Two options are presented in the attached impact assessment:
Option 1 is presented as the status quo and is used as the baseline for comparison. However, the risk assessment demonstrates that these controls are no longer proportionate to the very low risk, they are ineffective in further minimising the already low doses and, thus, removing controls will not compromise consumer safety. Furthermore, the very low risk shows that intervention is no longer required to comply with Council Directive 96/29/Euratom requirements for cases of lasting exposure. Therefore, it is not considered viable to continue this option, as discussed in the impact assessment.
A range of alternative options to the current Mark and Release controls have previously been considered as part of a review in 1999 and at a workshop meeting held in August 2010 (Annexe D). These options were considered as part of this review but were subsequently not taken forward due to the very low risk demonstrated by the risk assessment, which means they cannot be clearly shown to further reduce the already low doses. Further details are provided in the impact assessment at Annexe B.
Due to the very low risks demonstrated by the risk assessment, Option 2, removing all post-Chernobyl controls and associated regulation on sheep farming in the UK, is the Agency’s preferred course of action.
The Agency proposes to remove all post-Chernobyl controls and associated regulation on sheep farming in the UK.
The current consultation is part of the Agency’s review into the post-Chernobyl controls in place on sheep in the UK. Informal consultations with farming unions, meat industry representatives and radiological experts, including an initial workshop meeting held in August 2010, have taken place and their views have been used in setting out the options presented here.
The Agency now welcomes comments from all interested parties on the proposal set out above. Interested parties are particularly invited to respond to the following questions:
Questions asked in this consultation:
Our key proposal
Further evidence to ensure our impact assessment is robust

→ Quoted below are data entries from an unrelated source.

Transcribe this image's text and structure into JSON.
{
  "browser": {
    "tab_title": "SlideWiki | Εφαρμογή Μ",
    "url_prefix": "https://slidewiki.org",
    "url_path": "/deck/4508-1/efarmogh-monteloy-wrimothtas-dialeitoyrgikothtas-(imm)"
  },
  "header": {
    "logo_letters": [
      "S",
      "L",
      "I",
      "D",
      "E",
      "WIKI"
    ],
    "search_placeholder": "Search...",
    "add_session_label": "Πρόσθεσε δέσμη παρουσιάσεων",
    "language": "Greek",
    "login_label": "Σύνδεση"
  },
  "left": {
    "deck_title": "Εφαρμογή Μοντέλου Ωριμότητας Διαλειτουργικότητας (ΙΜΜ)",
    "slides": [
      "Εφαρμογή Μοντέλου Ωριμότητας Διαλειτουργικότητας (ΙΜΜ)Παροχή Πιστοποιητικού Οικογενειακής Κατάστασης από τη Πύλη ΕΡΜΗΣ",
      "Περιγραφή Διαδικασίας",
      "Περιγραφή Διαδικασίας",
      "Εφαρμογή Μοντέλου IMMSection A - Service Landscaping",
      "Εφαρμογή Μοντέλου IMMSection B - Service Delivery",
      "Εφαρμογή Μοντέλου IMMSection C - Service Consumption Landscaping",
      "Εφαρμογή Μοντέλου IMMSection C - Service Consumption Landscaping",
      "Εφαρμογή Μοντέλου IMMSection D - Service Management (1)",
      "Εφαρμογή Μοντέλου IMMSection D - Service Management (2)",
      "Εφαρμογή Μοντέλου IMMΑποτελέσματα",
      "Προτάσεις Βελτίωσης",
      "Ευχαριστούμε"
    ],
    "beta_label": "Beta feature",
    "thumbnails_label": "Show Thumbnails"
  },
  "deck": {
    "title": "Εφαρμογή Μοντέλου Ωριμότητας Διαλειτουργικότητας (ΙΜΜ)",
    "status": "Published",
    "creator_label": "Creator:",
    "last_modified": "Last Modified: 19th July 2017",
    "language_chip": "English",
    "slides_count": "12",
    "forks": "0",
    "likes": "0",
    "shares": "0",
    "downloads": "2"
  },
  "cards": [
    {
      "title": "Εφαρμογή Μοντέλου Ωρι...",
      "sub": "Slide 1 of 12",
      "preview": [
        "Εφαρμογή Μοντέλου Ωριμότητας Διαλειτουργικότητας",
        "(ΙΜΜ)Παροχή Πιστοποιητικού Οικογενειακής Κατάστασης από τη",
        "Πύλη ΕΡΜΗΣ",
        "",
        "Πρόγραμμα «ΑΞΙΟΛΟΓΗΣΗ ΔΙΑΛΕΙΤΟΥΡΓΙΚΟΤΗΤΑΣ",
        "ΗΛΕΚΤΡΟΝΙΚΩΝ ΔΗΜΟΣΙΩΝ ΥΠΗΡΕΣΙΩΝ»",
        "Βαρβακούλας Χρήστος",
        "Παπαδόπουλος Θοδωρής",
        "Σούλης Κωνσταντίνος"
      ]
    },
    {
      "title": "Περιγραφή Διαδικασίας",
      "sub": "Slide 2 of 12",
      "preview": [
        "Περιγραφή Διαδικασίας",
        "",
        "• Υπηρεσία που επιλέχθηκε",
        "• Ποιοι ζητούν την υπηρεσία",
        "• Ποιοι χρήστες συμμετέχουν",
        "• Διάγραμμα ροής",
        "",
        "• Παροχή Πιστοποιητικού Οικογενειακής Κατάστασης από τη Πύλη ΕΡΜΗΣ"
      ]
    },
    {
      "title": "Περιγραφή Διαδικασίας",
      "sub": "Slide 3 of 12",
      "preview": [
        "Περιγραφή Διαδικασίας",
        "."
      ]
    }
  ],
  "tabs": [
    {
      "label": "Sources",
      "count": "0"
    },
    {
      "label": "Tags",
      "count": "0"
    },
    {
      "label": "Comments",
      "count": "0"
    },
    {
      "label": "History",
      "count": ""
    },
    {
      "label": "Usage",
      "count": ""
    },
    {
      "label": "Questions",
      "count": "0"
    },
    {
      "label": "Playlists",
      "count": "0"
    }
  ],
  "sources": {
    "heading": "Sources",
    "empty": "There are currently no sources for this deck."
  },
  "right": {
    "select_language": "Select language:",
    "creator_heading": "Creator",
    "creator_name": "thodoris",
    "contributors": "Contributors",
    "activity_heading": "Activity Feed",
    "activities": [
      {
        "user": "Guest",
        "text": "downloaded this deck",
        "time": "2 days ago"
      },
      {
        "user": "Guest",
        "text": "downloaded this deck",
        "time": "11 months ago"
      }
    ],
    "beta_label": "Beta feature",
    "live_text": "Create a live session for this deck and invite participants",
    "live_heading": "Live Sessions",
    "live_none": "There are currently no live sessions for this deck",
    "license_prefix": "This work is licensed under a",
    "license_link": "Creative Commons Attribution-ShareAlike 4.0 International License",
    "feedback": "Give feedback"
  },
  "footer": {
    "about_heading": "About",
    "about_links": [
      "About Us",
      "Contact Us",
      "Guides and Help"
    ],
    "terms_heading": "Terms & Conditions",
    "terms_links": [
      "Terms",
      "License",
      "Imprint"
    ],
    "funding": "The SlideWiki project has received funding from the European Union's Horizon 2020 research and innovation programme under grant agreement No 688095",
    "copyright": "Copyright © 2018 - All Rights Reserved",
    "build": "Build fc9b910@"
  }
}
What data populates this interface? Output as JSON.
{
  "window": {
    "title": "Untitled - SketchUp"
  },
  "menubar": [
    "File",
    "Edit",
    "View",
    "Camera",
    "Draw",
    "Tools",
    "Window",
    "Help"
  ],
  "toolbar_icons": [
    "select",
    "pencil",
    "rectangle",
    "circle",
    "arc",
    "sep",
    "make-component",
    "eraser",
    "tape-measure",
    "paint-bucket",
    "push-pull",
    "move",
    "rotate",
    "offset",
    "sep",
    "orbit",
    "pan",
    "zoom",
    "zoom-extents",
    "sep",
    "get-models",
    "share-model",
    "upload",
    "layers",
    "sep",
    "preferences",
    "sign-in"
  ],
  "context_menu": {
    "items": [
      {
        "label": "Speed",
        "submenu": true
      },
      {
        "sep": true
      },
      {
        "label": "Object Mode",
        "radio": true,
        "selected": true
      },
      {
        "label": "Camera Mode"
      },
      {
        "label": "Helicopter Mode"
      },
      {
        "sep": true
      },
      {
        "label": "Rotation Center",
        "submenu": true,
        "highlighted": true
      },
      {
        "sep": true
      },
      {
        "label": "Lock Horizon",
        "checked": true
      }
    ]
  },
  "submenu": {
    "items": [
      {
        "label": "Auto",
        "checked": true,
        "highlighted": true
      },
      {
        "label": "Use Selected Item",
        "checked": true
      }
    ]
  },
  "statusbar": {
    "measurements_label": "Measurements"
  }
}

The Agency will consider the comments received in finalising the proposal and take these into account in implementing the final decision.
The Agency welcomes comments from all interested parties. Please send your response by email or post using the contact details. All responses received will be given careful consideration. We would particularly encourage responses from consumers, farmers and their representatives. A summary of all comments received and the Agency’s response to each will be published on the Agency’s website within three months following the end of the consultation period.
Responses are required by close 8 February 2012.